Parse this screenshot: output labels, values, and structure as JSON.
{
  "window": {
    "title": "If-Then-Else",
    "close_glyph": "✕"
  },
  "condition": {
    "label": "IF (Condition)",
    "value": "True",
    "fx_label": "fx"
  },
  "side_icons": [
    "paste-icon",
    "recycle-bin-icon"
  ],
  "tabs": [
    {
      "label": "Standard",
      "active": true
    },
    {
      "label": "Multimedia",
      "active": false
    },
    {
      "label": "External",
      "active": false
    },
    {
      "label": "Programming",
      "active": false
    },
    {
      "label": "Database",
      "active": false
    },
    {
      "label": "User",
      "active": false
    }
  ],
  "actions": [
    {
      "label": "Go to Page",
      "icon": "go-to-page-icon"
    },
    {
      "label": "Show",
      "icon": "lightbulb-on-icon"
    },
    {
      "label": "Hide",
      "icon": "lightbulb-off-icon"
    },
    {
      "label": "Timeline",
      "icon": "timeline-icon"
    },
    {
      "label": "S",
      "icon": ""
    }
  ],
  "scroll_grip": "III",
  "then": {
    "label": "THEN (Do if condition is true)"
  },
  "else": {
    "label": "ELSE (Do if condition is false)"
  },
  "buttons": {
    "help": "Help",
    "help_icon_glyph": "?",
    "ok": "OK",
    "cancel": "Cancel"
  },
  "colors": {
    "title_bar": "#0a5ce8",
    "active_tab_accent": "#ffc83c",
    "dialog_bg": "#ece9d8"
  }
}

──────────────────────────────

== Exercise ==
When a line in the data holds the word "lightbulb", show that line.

== Answer below ==
      "icon": "lightbulb-on-icon"
      "icon": "lightbulb-off-icon"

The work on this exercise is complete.